[Opening Records for the task section]

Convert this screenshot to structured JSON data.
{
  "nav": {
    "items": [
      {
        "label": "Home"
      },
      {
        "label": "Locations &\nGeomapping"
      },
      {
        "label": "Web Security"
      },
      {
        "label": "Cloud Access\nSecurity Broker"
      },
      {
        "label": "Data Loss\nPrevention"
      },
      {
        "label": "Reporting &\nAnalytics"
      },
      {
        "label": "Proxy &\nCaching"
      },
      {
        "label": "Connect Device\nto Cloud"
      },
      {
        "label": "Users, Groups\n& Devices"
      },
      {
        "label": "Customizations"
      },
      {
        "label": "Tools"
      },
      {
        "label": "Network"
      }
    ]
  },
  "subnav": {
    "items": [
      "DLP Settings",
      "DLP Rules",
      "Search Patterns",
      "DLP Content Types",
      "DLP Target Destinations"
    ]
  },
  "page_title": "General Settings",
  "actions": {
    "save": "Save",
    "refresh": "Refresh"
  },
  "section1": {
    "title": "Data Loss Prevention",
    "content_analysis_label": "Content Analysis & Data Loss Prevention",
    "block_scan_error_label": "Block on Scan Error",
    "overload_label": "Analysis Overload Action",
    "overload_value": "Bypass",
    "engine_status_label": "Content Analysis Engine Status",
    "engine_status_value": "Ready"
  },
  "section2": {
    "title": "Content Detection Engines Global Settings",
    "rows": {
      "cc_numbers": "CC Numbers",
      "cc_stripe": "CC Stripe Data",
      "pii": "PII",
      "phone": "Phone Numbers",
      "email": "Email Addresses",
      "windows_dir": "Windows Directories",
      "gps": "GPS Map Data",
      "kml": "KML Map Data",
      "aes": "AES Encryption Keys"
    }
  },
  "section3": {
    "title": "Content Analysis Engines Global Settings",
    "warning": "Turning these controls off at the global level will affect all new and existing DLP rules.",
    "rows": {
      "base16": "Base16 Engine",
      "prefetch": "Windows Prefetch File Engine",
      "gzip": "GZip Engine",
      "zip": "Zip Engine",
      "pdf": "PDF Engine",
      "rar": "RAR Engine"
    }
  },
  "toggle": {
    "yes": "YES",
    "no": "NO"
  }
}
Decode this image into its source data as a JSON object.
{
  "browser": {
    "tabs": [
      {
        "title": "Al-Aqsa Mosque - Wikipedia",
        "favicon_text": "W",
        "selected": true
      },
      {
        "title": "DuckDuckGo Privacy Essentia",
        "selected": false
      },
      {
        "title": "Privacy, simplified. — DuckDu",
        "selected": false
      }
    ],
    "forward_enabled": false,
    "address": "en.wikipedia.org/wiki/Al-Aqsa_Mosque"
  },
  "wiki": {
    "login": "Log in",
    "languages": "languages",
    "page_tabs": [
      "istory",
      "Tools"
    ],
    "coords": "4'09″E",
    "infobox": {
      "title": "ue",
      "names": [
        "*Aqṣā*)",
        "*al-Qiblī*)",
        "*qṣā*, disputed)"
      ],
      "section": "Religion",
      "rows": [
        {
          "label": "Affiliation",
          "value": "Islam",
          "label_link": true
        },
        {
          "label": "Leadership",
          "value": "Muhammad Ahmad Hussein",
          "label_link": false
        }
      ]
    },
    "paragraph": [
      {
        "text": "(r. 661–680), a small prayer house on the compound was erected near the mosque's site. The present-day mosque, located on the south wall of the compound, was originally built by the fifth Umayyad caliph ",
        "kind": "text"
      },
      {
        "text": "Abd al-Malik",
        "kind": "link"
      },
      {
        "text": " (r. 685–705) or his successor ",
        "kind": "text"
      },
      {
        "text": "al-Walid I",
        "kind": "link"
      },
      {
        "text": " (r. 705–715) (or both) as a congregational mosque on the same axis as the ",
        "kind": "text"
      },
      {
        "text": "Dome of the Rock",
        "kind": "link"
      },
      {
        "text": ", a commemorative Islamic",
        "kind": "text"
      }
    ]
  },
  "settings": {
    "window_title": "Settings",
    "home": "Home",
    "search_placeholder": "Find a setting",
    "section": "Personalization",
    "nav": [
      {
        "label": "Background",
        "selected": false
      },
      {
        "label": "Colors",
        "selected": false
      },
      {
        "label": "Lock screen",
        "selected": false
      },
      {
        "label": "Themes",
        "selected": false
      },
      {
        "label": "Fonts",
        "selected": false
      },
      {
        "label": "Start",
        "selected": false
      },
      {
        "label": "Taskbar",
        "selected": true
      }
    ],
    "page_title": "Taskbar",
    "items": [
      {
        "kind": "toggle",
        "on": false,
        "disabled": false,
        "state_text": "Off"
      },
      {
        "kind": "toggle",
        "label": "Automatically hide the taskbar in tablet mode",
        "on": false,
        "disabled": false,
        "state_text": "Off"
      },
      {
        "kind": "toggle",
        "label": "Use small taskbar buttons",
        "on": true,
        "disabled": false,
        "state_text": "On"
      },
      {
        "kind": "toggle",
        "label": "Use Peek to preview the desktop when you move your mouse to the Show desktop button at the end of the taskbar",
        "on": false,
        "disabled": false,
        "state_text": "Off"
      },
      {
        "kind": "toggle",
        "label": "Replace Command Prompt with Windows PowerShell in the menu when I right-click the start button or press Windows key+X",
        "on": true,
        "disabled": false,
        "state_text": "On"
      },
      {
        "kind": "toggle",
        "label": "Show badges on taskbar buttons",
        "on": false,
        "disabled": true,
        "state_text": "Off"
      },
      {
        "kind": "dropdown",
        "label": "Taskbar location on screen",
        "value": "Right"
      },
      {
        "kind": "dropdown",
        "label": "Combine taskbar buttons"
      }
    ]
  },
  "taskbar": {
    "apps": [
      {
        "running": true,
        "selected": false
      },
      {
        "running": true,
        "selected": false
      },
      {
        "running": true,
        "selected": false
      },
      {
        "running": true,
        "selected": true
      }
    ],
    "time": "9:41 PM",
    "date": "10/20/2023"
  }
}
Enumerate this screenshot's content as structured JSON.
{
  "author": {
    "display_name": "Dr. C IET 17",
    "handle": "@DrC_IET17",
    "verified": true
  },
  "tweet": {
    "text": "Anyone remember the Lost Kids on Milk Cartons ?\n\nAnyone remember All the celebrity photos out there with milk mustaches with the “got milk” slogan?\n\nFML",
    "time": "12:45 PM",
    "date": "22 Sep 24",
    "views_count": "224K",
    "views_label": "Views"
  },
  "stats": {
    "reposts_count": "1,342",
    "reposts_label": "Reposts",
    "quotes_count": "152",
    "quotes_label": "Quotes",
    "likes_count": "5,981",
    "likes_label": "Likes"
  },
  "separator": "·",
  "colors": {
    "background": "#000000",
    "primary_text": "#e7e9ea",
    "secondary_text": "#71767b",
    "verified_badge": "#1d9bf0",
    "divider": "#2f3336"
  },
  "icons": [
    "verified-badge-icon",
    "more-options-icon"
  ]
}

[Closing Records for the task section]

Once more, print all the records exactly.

Convert this screenshot to structured JSON data.
{
  "nav": {
    "items": [
      {
        "label": "Home"
      },
      {
        "label": "Locations &\nGeomapping"
      },
      {
        "label": "Web Security"
      },
      {
        "label": "Cloud Access\nSecurity Broker"
      },
      {
        "label": "Data Loss\nPrevention"
      },
      {
        "label": "Reporting &\nAnalytics"
      },
      {
        "label": "Proxy &\nCaching"
      },
      {
        "label": "Connect Device\nto Cloud"
      },
      {
        "label": "Users, Groups\n& Devices"
      },
      {
        "label": "Customizations"
      },
      {
        "label": "Tools"
      },
      {
        "label": "Network"
      }
    ]
  },
  "subnav": {
    "items": [
      "DLP Settings",
      "DLP Rules",
      "Search Patterns",
      "DLP Content Types",
      "DLP Target Destinations"
    ]
  },
  "page_title": "General Settings",
  "actions": {
    "save": "Save",
    "refresh": "Refresh"
  },
  "section1": {
    "title": "Data Loss Prevention",
    "content_analysis_label": "Content Analysis & Data Loss Prevention",
    "block_scan_error_label": "Block on Scan Error",
    "overload_label": "Analysis Overload Action",
    "overload_value": "Bypass",
    "engine_status_label": "Content Analysis Engine Status",
    "engine_status_value": "Ready"
  },
  "section2": {
    "title": "Content Detection Engines Global Settings",
    "rows": {
      "cc_numbers": "CC Numbers",
      "cc_stripe": "CC Stripe Data",
      "pii": "PII",
      "phone": "Phone Numbers",
      "email": "Email Addresses",
      "windows_dir": "Windows Directories",
      "gps": "GPS Map Data",
      "kml": "KML Map Data",
      "aes": "AES Encryption Keys"
    }
  },
  "section3": {
    "title": "Content Analysis Engines Global Settings",
    "warning": "Turning these controls off at the global level will affect all new and existing DLP rules.",
    "rows": {
      "base16": "Base16 Engine",
      "prefetch": "Windows Prefetch File Engine",
      "gzip": "GZip Engine",
      "zip": "Zip Engine",
      "pdf": "PDF Engine",
      "rar": "RAR Engine"
    }
  },
  "toggle": {
    "yes": "YES",
    "no": "NO"
  }
}
Decode this image into its source data as a JSON object.
{
  "browser": {
    "tabs": [
      {
        "title": "Al-Aqsa Mosque - Wikipedia",
        "favicon_text": "W",
        "selected": true
      },
      {
        "title": "DuckDuckGo Privacy Essentia",
        "selected": false
      },
      {
        "title": "Privacy, simplified. — DuckDu",
        "selected": false
      }
    ],
    "forward_enabled": false,
    "address": "en.wikipedia.org/wiki/Al-Aqsa_Mosque"
  },
  "wiki": {
    "login": "Log in",
    "languages": "languages",
    "page_tabs": [
      "istory",
      "Tools"
    ],
    "coords": "4'09″E",
    "infobox": {
      "title": "ue",
      "names": [
        "*Aqṣā*)",
        "*al-Qiblī*)",
        "*qṣā*, disputed)"
      ],
      "section": "Religion",
      "rows": [
        {
          "label": "Affiliation",
          "value": "Islam",
          "label_link": true
        },
        {
          "label": "Leadership",
          "value": "Muhammad Ahmad Hussein",
          "label_link": false
        }
      ]
    },
    "paragraph": [
      {
        "text": "(r. 661–680), a small prayer house on the compound was erected near the mosque's site. The present-day mosque, located on the south wall of the compound, was originally built by the fifth Umayyad caliph ",
        "kind": "text"
      },
      {
        "text": "Abd al-Malik",
        "kind": "link"
      },
      {
        "text": " (r. 685–705) or his successor ",
        "kind": "text"
      },
      {
        "text": "al-Walid I",
        "kind": "link"
      },
      {
        "text": " (r. 705–715) (or both) as a congregational mosque on the same axis as the ",
        "kind": "text"
      },
      {
        "text": "Dome of the Rock",
        "kind": "link"
      },
      {
        "text": ", a commemorative Islamic",
        "kind": "text"
      }
    ]
  },
  "settings": {
    "window_title": "Settings",
    "home": "Home",
    "search_placeholder": "Find a setting",
    "section": "Personalization",
    "nav": [
      {
        "label": "Background",
        "selected": false
      },
      {
        "label": "Colors",
        "selected": false
      },
      {
        "label": "Lock screen",
        "selected": false
      },
      {
        "label": "Themes",
        "selected": false
      },
      {
        "label": "Fonts",
        "selected": false
      },
      {
        "label": "Start",
        "selected": false
      },
      {
        "label": "Taskbar",
        "selected": true
      }
    ],
    "page_title": "Taskbar",
    "items": [
      {
        "kind": "toggle",
        "on": false,
        "disabled": false,
        "state_text": "Off"
      },
      {
        "kind": "toggle",
        "label": "Automatically hide the taskbar in tablet mode",
        "on": false,
        "disabled": false,
        "state_text": "Off"
      },
      {
        "kind": "toggle",
        "label": "Use small taskbar buttons",
        "on": true,
        "disabled": false,
        "state_text": "On"
      },
      {
        "kind": "toggle",
        "label": "Use Peek to preview the desktop when you move your mouse to the Show desktop button at the end of the taskbar",
        "on": false,
        "disabled": false,
        "state_text": "Off"
      },
      {
        "kind": "toggle",
        "label": "Replace Command Prompt with Windows PowerShell in the menu when I right-click the start button or press Windows key+X",
        "on": true,
        "disabled": false,
        "state_text": "On"
      },
      {
        "kind": "toggle",
        "label": "Show badges on taskbar buttons",
        "on": false,
        "disabled": true,
        "state_text": "Off"
      },
      {
        "kind": "dropdown",
        "label": "Taskbar location on screen",
        "value": "Right"
      },
      {
        "kind": "dropdown",
        "label": "Combine taskbar buttons"
      }
    ]
  },
  "taskbar": {
    "apps": [
      {
        "running": true,
        "selected": false
      },
      {
        "running": true,
        "selected": false
      },
      {
        "running": true,
        "selected": false
      },
      {
        "running": true,
        "selected": true
      }
    ],
    "time": "9:41 PM",
    "date": "10/20/2023"
  }
}
Enumerate this screenshot's content as structured JSON.
{
  "author": {
    "display_name": "Dr. C IET 17",
    "handle": "@DrC_IET17",
    "verified": true
  },
  "tweet": {
    "text": "Anyone remember the Lost Kids on Milk Cartons ?\n\nAnyone remember All the celebrity photos out there with milk mustaches with the “got milk” slogan?\n\nFML",
    "time": "12:45 PM",
    "date": "22 Sep 24",
    "views_count": "224K",
    "views_label": "Views"
  },
  "stats": {
    "reposts_count": "1,342",
    "reposts_label": "Reposts",
    "quotes_count": "152",
    "quotes_label": "Quotes",
    "likes_count": "5,981",
    "likes_label": "Likes"
  },
  "separator": "·",
  "colors": {
    "background": "#000000",
    "primary_text": "#e7e9ea",
    "secondary_text": "#71767b",
    "verified_badge": "#1d9bf0",
    "divider": "#2f3336"
  },
  "icons": [
    "verified-badge-icon",
    "more-options-icon"
  ]
}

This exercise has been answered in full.